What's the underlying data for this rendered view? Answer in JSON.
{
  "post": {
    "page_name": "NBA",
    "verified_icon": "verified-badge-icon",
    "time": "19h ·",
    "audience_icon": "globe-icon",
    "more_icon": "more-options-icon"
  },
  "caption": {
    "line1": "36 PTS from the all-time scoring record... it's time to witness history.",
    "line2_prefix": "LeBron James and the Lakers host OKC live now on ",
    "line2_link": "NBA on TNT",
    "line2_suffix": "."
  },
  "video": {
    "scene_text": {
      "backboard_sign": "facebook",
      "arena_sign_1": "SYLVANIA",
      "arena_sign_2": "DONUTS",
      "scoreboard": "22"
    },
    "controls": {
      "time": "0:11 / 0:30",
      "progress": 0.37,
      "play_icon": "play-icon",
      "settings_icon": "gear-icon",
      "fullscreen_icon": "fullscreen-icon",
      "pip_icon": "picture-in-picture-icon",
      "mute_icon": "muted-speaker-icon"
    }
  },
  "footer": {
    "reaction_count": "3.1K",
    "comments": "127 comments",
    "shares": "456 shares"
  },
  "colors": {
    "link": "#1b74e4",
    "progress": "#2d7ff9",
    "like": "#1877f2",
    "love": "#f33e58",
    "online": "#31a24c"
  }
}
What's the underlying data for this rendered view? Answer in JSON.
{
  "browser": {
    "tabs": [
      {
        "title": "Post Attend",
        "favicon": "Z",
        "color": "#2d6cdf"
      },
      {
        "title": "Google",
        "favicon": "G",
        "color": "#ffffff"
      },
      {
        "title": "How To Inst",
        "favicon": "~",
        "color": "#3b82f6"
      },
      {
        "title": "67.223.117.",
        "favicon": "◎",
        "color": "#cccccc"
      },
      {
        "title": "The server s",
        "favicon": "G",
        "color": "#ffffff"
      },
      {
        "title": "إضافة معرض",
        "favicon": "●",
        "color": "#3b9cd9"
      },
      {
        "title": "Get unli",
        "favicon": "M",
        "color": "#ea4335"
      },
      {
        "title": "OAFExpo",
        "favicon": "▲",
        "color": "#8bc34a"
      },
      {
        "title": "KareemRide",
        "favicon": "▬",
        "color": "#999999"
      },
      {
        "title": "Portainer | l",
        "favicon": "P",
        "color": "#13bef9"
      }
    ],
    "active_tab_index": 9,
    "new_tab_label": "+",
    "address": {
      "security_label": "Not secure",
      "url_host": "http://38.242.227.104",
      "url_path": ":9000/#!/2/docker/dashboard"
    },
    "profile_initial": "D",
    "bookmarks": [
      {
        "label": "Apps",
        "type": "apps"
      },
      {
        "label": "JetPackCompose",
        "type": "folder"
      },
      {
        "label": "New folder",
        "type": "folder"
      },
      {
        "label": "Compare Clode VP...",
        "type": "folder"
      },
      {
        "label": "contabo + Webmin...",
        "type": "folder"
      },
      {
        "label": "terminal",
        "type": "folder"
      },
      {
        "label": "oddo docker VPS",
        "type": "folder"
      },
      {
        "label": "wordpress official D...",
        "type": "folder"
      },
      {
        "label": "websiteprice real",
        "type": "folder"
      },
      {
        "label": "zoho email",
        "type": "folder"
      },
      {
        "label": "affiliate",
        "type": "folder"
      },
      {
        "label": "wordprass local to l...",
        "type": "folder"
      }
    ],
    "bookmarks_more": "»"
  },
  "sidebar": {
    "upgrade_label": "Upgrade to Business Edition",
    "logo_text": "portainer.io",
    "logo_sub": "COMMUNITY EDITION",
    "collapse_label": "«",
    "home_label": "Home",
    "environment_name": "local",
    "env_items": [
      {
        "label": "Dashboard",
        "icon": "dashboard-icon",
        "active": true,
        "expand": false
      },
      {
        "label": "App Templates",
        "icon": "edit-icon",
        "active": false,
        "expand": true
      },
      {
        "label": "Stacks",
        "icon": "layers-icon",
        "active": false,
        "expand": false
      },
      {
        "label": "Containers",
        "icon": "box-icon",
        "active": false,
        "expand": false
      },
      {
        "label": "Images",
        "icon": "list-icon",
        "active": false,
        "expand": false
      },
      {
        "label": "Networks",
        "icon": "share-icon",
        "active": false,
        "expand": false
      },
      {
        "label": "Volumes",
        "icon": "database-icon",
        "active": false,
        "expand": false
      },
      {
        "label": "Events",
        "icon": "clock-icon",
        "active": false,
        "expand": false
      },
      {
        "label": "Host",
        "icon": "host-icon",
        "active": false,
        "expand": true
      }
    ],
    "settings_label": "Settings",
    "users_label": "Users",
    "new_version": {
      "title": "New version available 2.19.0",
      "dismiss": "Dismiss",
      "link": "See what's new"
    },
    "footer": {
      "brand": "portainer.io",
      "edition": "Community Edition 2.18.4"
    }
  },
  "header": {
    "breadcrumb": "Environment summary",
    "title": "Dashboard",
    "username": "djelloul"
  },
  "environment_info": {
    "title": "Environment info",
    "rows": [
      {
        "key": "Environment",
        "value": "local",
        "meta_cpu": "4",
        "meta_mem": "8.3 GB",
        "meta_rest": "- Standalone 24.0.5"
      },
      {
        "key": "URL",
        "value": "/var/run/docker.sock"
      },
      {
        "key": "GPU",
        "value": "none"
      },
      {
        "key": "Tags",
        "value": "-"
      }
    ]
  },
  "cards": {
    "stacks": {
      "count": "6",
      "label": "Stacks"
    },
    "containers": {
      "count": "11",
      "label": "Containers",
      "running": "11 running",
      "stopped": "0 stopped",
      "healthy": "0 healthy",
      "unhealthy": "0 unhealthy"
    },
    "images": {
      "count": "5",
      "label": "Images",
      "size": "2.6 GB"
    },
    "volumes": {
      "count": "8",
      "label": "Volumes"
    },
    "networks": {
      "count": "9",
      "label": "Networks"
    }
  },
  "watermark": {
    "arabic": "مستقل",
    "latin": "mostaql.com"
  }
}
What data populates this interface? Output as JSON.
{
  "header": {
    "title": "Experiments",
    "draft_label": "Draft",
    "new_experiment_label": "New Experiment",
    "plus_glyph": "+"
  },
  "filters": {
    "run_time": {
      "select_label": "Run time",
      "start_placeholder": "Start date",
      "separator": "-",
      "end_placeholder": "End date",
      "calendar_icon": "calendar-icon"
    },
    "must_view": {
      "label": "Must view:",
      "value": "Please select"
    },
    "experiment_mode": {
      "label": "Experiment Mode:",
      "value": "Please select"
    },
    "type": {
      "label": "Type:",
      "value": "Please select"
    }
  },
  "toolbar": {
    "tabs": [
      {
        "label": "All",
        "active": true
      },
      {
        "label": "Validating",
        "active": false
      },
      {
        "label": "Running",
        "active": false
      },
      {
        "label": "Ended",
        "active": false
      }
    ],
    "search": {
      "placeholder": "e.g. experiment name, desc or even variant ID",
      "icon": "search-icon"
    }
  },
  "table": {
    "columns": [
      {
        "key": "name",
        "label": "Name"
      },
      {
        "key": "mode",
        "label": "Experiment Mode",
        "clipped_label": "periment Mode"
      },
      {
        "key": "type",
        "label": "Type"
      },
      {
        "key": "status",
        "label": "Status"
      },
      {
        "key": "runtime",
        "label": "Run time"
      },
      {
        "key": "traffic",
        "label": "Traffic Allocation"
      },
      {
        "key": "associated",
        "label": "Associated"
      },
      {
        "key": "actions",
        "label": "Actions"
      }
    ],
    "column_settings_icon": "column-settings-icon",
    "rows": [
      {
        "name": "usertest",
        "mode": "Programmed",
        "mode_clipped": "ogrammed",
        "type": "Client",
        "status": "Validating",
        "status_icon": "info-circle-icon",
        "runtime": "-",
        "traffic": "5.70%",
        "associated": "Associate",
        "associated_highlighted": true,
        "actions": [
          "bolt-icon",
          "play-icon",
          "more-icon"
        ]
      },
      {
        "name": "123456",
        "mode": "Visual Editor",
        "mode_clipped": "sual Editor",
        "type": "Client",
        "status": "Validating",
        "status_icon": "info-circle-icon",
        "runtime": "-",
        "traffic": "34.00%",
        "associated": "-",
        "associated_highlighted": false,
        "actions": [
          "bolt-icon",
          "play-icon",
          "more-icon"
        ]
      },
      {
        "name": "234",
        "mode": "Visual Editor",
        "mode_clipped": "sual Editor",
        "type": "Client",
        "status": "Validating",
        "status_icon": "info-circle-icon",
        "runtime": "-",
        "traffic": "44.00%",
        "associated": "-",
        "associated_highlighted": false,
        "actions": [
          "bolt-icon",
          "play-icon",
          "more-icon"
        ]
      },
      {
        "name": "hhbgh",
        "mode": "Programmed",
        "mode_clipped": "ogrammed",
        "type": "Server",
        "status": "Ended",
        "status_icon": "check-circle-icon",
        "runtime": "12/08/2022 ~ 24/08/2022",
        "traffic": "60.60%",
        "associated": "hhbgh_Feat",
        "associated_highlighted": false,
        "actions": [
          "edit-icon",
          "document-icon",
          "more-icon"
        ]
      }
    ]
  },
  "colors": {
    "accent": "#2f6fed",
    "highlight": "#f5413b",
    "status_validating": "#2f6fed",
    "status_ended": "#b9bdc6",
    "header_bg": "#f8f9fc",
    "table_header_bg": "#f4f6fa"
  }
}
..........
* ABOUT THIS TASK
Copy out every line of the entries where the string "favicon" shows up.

* WRITTEN RESPONSE
        "favicon": "Z",
        "favicon": "G",
        "favicon": "~",
        "favicon": "◎",
        "favicon": "G",
        "favicon": "●",
        "favicon": "M",
        "favicon": "▲",
        "favicon": "▬",
        "favicon": "P",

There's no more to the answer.